Like adult books seasonality will affect sales and children’s books and buyers need to buy titles in preparation for these seasonal trends. For example the summer months will see an uplift in children’s fiction sales. Quiz and activity books will sell well at this time of year as parents are buying books that will occupy their children on long journeys.
Children’s buyers will also be following the lead set by movie companies during the summer months as film companies know their market extremely well. Knowing what all the big summer film releases will be and most importantly knowing the release dates is key for children’s buyers as they can then plan around these and in advance to ensure that they capitalise on sales.
At Back to School time children’s buyers will be upping their stocks of dictionaries and fiction titles that are on the school curriculum. As April and May are Holy Communion and Confirmation months, this is the time of the year that children’s buyers will be promoting more expensive gift books and titles with a religious theme.
Children’s hard backs are usually beautiful books but unfortunately they tend to be very hard to sell. For this reason they are generally purchased in modest quantities and the bookseller will have to actively work to build sales by showing these titles to customers whenever the opportunity arises. There are of course some shops in locations where the market is not so price sensitive and in these cases booksellers can buy these titles with a little more confidence.
It is it is very important as a buyer of both adult and children’s fiction that the buyer remains objective in their buying. A good buyer will purchase titles that he or she has a valid reason to believe will sell in his or her branch. This decision will be based on a thorough knowledge of the market that he or she is buying for. And it will be backed up by sales figures of previous titles. Finally the buyer will listen carefully to the information being passed on by the sales rep and allow this to inform rather than influence his final decision.
I hope that this article is useful and relevant to you in your endeavors as writers.

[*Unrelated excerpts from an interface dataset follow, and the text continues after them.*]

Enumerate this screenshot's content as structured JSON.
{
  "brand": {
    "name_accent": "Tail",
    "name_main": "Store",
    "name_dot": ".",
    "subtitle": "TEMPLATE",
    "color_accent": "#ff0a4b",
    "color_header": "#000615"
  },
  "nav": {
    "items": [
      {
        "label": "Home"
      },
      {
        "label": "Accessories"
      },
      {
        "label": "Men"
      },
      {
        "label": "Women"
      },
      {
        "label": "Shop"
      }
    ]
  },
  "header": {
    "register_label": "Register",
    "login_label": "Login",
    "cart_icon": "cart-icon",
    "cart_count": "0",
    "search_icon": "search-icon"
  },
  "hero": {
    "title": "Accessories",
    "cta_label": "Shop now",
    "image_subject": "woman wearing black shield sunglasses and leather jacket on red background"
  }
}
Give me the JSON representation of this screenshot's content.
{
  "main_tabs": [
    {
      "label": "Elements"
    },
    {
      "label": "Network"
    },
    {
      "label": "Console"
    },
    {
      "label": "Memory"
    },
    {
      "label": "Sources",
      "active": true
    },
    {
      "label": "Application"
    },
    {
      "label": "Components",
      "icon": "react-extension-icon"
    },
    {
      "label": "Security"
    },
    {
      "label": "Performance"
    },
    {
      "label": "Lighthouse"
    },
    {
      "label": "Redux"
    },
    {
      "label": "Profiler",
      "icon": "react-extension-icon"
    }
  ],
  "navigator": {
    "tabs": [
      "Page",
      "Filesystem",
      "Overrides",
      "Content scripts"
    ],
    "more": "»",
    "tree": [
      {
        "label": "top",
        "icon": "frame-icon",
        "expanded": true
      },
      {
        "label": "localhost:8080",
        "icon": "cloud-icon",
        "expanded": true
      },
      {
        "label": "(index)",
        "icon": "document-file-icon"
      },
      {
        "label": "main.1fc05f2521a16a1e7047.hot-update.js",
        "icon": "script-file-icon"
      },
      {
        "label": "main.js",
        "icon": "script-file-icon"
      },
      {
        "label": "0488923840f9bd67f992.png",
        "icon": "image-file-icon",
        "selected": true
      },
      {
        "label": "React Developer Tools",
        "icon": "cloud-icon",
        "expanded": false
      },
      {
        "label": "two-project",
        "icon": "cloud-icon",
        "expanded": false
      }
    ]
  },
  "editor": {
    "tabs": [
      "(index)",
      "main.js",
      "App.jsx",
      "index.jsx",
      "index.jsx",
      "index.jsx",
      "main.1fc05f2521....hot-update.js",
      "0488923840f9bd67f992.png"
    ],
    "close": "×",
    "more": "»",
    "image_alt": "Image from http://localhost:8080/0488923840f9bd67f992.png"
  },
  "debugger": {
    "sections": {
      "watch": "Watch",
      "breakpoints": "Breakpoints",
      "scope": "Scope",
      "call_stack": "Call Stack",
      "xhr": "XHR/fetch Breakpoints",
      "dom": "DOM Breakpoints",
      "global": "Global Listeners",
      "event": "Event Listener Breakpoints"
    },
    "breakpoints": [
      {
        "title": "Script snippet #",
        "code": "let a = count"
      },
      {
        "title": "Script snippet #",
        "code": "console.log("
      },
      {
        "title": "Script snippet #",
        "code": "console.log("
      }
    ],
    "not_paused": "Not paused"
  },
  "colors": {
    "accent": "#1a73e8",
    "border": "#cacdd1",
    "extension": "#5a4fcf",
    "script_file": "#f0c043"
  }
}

I wish you all the very best of luck in your writing careers and I look forward to buying and selling your books in the future.
© Lyn Crampton, Manager Dubray Books, Grafton Street, Dublin May 2011